┌──
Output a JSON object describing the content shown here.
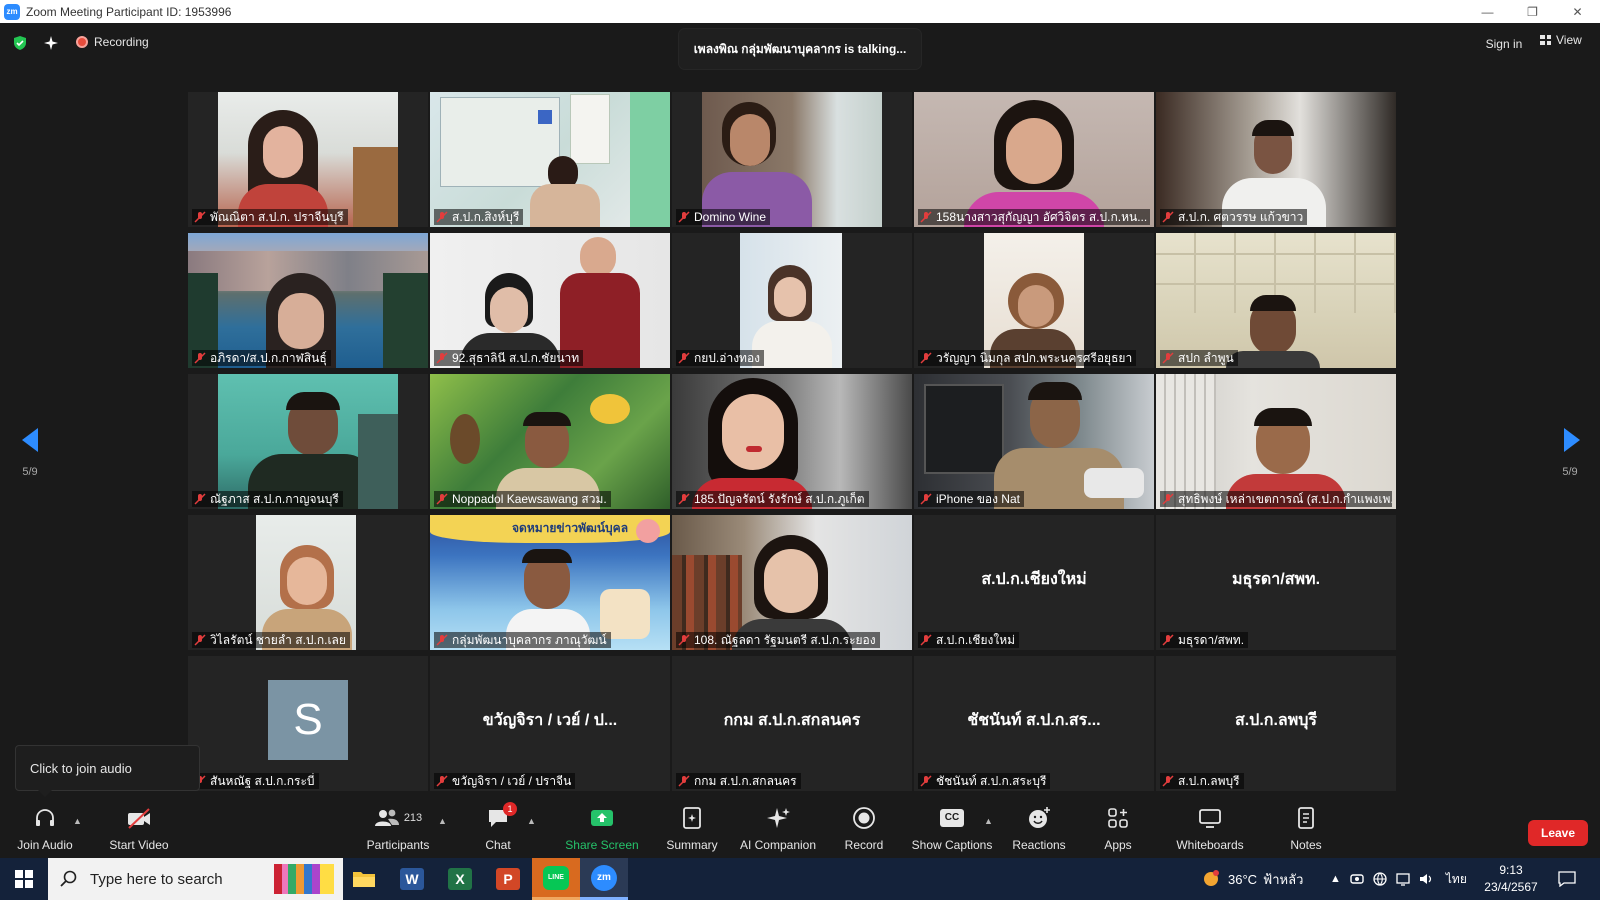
{
  "window": {
    "title": "Zoom Meeting Participant ID: 1953996",
    "logo": "zm"
  },
  "topbar": {
    "recording_label": "Recording",
    "talking_text": "เพลงพิณ กลุ่มพัฒนาบุคลากร is  talking...",
    "signin_label": "Sign in",
    "view_label": "View"
  },
  "gallery": {
    "page_left": "5/9",
    "page_right": "5/9",
    "tiles": [
      {
        "name": "พัณณิตา ส.ป.ก. ปราจีนบุรี"
      },
      {
        "name": "ส.ป.ก.สิงห์บุรี"
      },
      {
        "name": "Domino Wine"
      },
      {
        "name": "158นางสาวสุกัญญา อัศวิจิตร ส.ป.ก.หน..."
      },
      {
        "name": "ส.ป.ก. ศตวรรษ แก้วขาว"
      },
      {
        "name": "อภิรดา/ส.ป.ก.กาฬสินธุ์"
      },
      {
        "name": "92.สุธาลินี ส.ป.ก.ชัยนาท"
      },
      {
        "name": "กยป.อ่างทอง"
      },
      {
        "name": "วรัญญา นิมกุล สปก.พระนครศรีอยุธยา"
      },
      {
        "name": "สปก ลำพูน"
      },
      {
        "name": "ณัฐภาส ส.ป.ก.กาญจนบุรี"
      },
      {
        "name": "Noppadol Kaewsawang สวม."
      },
      {
        "name": "185.ปัญจรัตน์ รังรักษ์ ส.ป.ก.ภูเก็ต"
      },
      {
        "name": "iPhone ของ Nat"
      },
      {
        "name": "สุทธิพงษ์ เหล่าเขตการณ์ (ส.ป.ก.กำแพงเพ..."
      },
      {
        "name": "วิไลรัตน์ ชายลำ ส.ป.ก.เลย"
      },
      {
        "name": "กลุ่มพัฒนาบุคลากร ภาณุวัฒน์"
      },
      {
        "name": "108. ณัฐลดา รัฐมนตรี ส.ป.ก.ระยอง"
      },
      {
        "name": "ส.ป.ก.เชียงใหม่",
        "big": "ส.ป.ก.เชียงใหม่"
      },
      {
        "name": "มธุรดา/สพท.",
        "big": "มธุรดา/สพท."
      },
      {
        "name": "สันหณัฐ ส.ป.ก.กระบี่",
        "avatar": "S"
      },
      {
        "name": "ขวัญจิรา / เวย์ / ปราจีน",
        "big": "ขวัญจิรา / เวย์ / ป..."
      },
      {
        "name": "กกม ส.ป.ก.สกลนคร",
        "big": "กกม ส.ป.ก.สกลนคร"
      },
      {
        "name": "ชัชนันท์ ส.ป.ก.สระบุรี",
        "big": "ชัชนันท์ ส.ป.ก.สร..."
      },
      {
        "name": "ส.ป.ก.ลพบุรี",
        "big": "ส.ป.ก.ลพบุรี"
      }
    ],
    "banner_text": "จดหมายข่าวพัฒน์บุคล"
  },
  "tooltip": {
    "text": "Click to join audio"
  },
  "toolbar": {
    "join_audio": "Join Audio",
    "start_video": "Start Video",
    "participants": "Participants",
    "participant_count": "213",
    "chat": "Chat",
    "chat_badge": "1",
    "share_screen": "Share Screen",
    "summary": "Summary",
    "ai_companion": "AI Companion",
    "record": "Record",
    "show_captions": "Show Captions",
    "captions_icon_text": "CC",
    "reactions": "Reactions",
    "apps": "Apps",
    "whiteboards": "Whiteboards",
    "notes": "Notes",
    "leave": "Leave"
  },
  "taskbar": {
    "search_placeholder": "Type here to search",
    "temperature": "36°C",
    "weather": "ฟ้าหลัว",
    "language": "ไทย",
    "time": "9:13",
    "date": "23/4/2567",
    "apps": [
      "file-explorer",
      "word",
      "excel",
      "powerpoint",
      "line",
      "zoom"
    ],
    "word_letter": "W",
    "excel_letter": "X",
    "ppt_letter": "P",
    "line_text": "LINE",
    "zoom_text": "zm"
  }
}
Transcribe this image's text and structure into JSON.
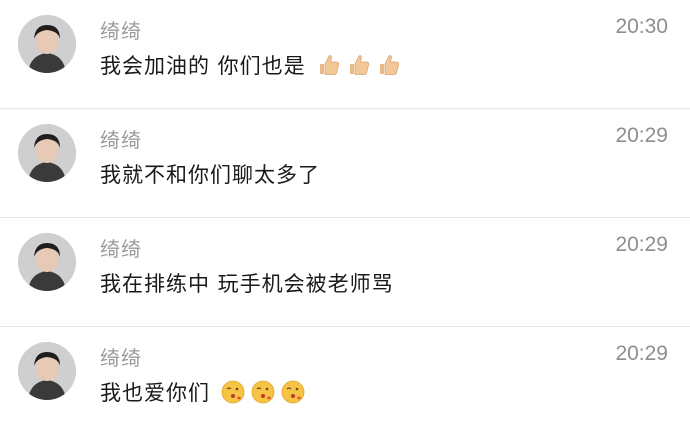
{
  "messages": [
    {
      "name": "绮绮",
      "time": "20:30",
      "text": "我会加油的 你们也是",
      "emojis": [
        "thumbs-up-icon",
        "thumbs-up-icon",
        "thumbs-up-icon"
      ]
    },
    {
      "name": "绮绮",
      "time": "20:29",
      "text": "我就不和你们聊太多了",
      "emojis": []
    },
    {
      "name": "绮绮",
      "time": "20:29",
      "text": "我在排练中 玩手机会被老师骂",
      "emojis": []
    },
    {
      "name": "绮绮",
      "time": "20:29",
      "text": "我也爱你们",
      "emojis": [
        "blowing-kiss-face-icon",
        "blowing-kiss-face-icon",
        "blowing-kiss-face-icon"
      ]
    }
  ],
  "colors": {
    "name": "#9a9a9a",
    "time": "#8e8e8e",
    "text": "#1a1a1a",
    "divider": "#e6e6e6"
  }
}
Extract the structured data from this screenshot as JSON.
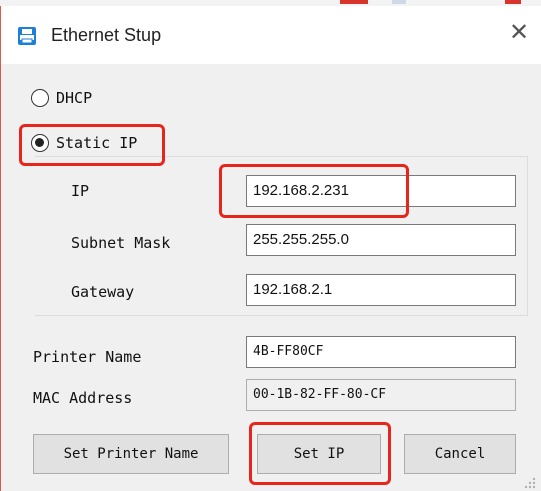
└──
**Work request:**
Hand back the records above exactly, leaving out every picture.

**Solution for this exercise:**
Output a JSON object describing the content shown here.
{
  "window": {
    "title": "Zoom Meeting Participant ID: 1953996",
    "logo": "zm"
  },
  "topbar": {
    "recording_label": "Recording",
    "talking_text": "เพลงพิณ กลุ่มพัฒนาบุคลากร is  talking...",
    "signin_label": "Sign in",
    "view_label": "View"
  },
  "gallery": {
    "page_left": "5/9",
    "page_right": "5/9",
    "tiles": [
      {
        "name": "พัณณิตา ส.ป.ก. ปราจีนบุรี"
      },
      {
        "name": "ส.ป.ก.สิงห์บุรี"
      },
      {
        "name": "Domino Wine"
      },
      {
        "name": "158นางสาวสุกัญญา อัศวิจิตร ส.ป.ก.หน..."
      },
      {
        "name": "ส.ป.ก. ศตวรรษ แก้วขาว"
      },
      {
        "name": "อภิรดา/ส.ป.ก.กาฬสินธุ์"
      },
      {
        "name": "92.สุธาลินี ส.ป.ก.ชัยนาท"
      },
      {
        "name": "กยป.อ่างทอง"
      },
      {
        "name": "วรัญญา นิมกุล สปก.พระนครศรีอยุธยา"
      },
      {
        "name": "สปก ลำพูน"
      },
      {
        "name": "ณัฐภาส ส.ป.ก.กาญจนบุรี"
      },
      {
        "name": "Noppadol Kaewsawang สวม."
      },
      {
        "name": "185.ปัญจรัตน์ รังรักษ์ ส.ป.ก.ภูเก็ต"
      },
      {
        "name": "iPhone ของ Nat"
      },
      {
        "name": "สุทธิพงษ์ เหล่าเขตการณ์ (ส.ป.ก.กำแพงเพ..."
      },
      {
        "name": "วิไลรัตน์ ชายลำ ส.ป.ก.เลย"
      },
      {
        "name": "กลุ่มพัฒนาบุคลากร ภาณุวัฒน์"
      },
      {
        "name": "108. ณัฐลดา รัฐมนตรี ส.ป.ก.ระยอง"
      },
      {
        "name": "ส.ป.ก.เชียงใหม่",
        "big": "ส.ป.ก.เชียงใหม่"
      },
      {
        "name": "มธุรดา/สพท.",
        "big": "มธุรดา/สพท."
      },
      {
        "name": "สันหณัฐ ส.ป.ก.กระบี่",
        "avatar": "S"
      },
      {
        "name": "ขวัญจิรา / เวย์ / ปราจีน",
        "big": "ขวัญจิรา / เวย์ / ป..."
      },
      {
        "name": "กกม ส.ป.ก.สกลนคร",
        "big": "กกม ส.ป.ก.สกลนคร"
      },
      {
        "name": "ชัชนันท์ ส.ป.ก.สระบุรี",
        "big": "ชัชนันท์ ส.ป.ก.สร..."
      },
      {
        "name": "ส.ป.ก.ลพบุรี",
        "big": "ส.ป.ก.ลพบุรี"
      }
    ],
    "banner_text": "จดหมายข่าวพัฒน์บุคล"
  },
  "tooltip": {
    "text": "Click to join audio"
  },
  "toolbar": {
    "join_audio": "Join Audio",
    "start_video": "Start Video",
    "participants": "Participants",
    "participant_count": "213",
    "chat": "Chat",
    "chat_badge": "1",
    "share_screen": "Share Screen",
    "summary": "Summary",
    "ai_companion": "AI Companion",
    "record": "Record",
    "show_captions": "Show Captions",
    "captions_icon_text": "CC",
    "reactions": "Reactions",
    "apps": "Apps",
    "whiteboards": "Whiteboards",
    "notes": "Notes",
    "leave": "Leave"
  },
  "taskbar": {
    "search_placeholder": "Type here to search",
    "temperature": "36°C",
    "weather": "ฟ้าหลัว",
    "language": "ไทย",
    "time": "9:13",
    "date": "23/4/2567",
    "apps": [
      "file-explorer",
      "word",
      "excel",
      "powerpoint",
      "line",
      "zoom"
    ],
    "word_letter": "W",
    "excel_letter": "X",
    "ppt_letter": "P",
    "line_text": "LINE",
    "zoom_text": "zm"
  }
}
Transcribe this image's text and structure into JSON.
{
  "messages": [
    {
      "name": "绮绮",
      "time": "20:30",
      "text": "我会加油的 你们也是",
      "emojis": [
        "thumbs-up-icon",
        "thumbs-up-icon",
        "thumbs-up-icon"
      ]
    },
    {
      "name": "绮绮",
      "time": "20:29",
      "text": "我就不和你们聊太多了",
      "emojis": []
    },
    {
      "name": "绮绮",
      "time": "20:29",
      "text": "我在排练中 玩手机会被老师骂",
      "emojis": []
    },
    {
      "name": "绮绮",
      "time": "20:29",
      "text": "我也爱你们",
      "emojis": [
        "blowing-kiss-face-icon",
        "blowing-kiss-face-icon",
        "blowing-kiss-face-icon"
      ]
    }
  ],
  "colors": {
    "name": "#9a9a9a",
    "time": "#8e8e8e",
    "text": "#1a1a1a",
    "divider": "#e6e6e6"
  }
}
Extract the structured data from this screenshot as JSON.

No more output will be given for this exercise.